Have you ever felt as if you were working really hard with a productive schedule yet cash was still tight? There are several situations that can cause this, one of which is not collecting at the same level that you produce.
If collections consistently lag behind production, after you take into account adjustments, then you will normally see your total accounts receivable increasing. For example, if your monthly production after adjustments consistently averages $100,000, yet your collections consistently average $90,000, your accounts receivable is therefore growing by $10,000 per month. The longer money goes uncollected, the less likely you are to ever see it.
That is why it is so important to get paid for as much as you can at the time of service. If you offer flexible payment plans, make sure the terms are very clear ahead of time for patients and that your team monitors those accounts closely.
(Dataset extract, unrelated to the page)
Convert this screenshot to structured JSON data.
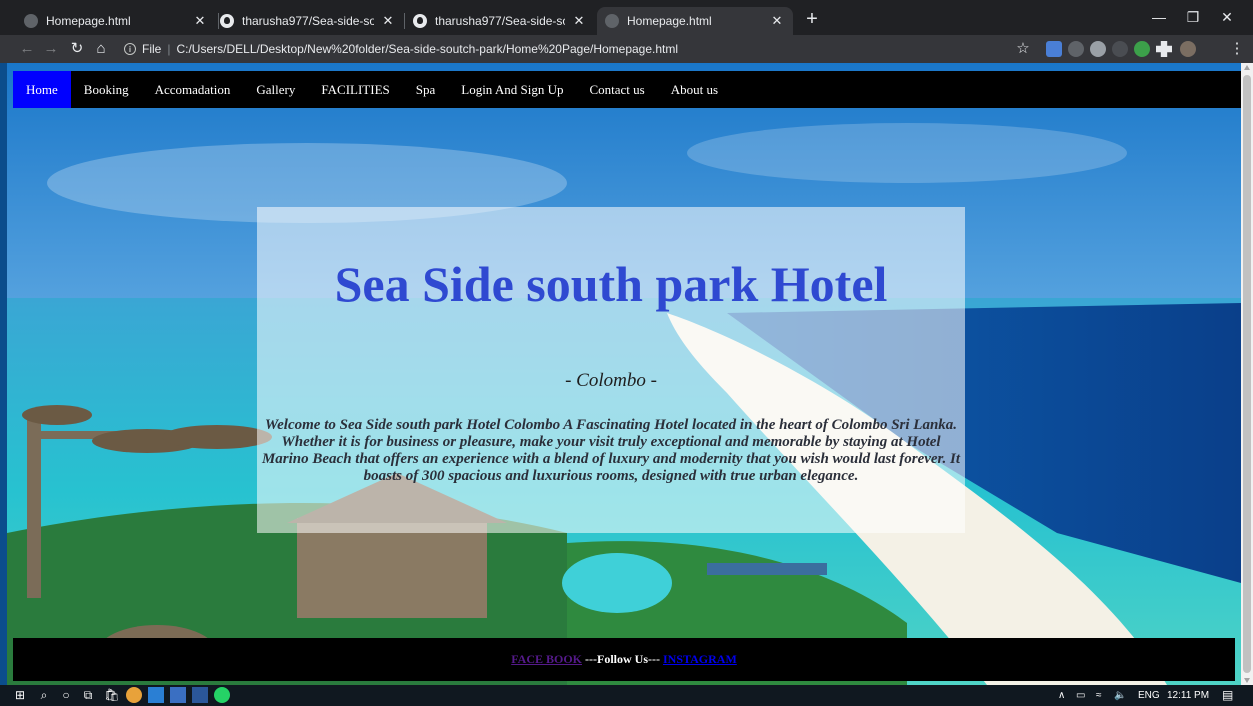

If you are billing dental insurance, make sure your team follows up on outstanding claims regularly. This means setting aside time twice per month to print a new list of outstanding claims and following up on every claim older than 30 days. It also means thinking ahead regarding what typically holds up claims, such as missing x-rays or narratives, and making sure all claims are initially submitted with the necessary documentation.
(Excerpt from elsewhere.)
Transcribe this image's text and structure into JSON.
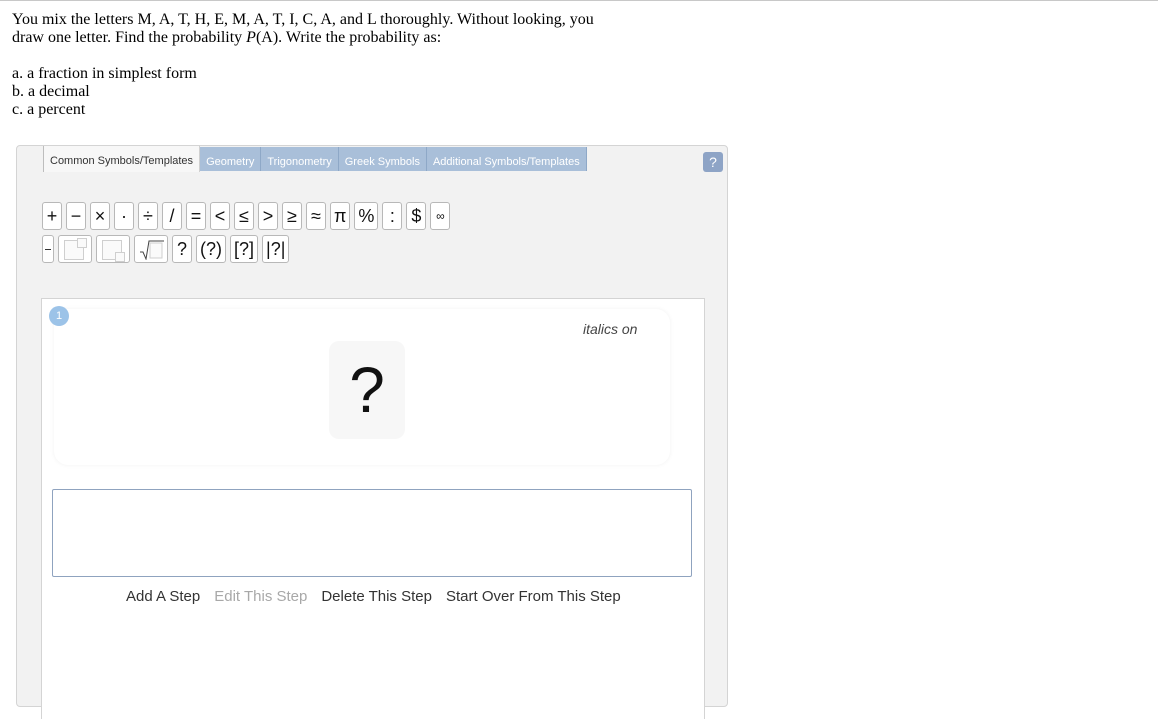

Finally, you will benefit from a proactive system for resolving balances that are 60 days or more past due. Often dental teams lack a protocol and delinquent patients keep getting bills month after month. Consider having your dental team contact every patient with a delinquent account of 60 days or more—this assumes insurance has already paid. Also, decide at what point you will either turn patient to collections or write off the balance, freeing your team to concentrate on collectable accounts.
Since you provide such great services to your dental patients, you deserve to get paid. By strengthening your systems up front, you will help ensure that, on average, adjusted production and collections mirror each other.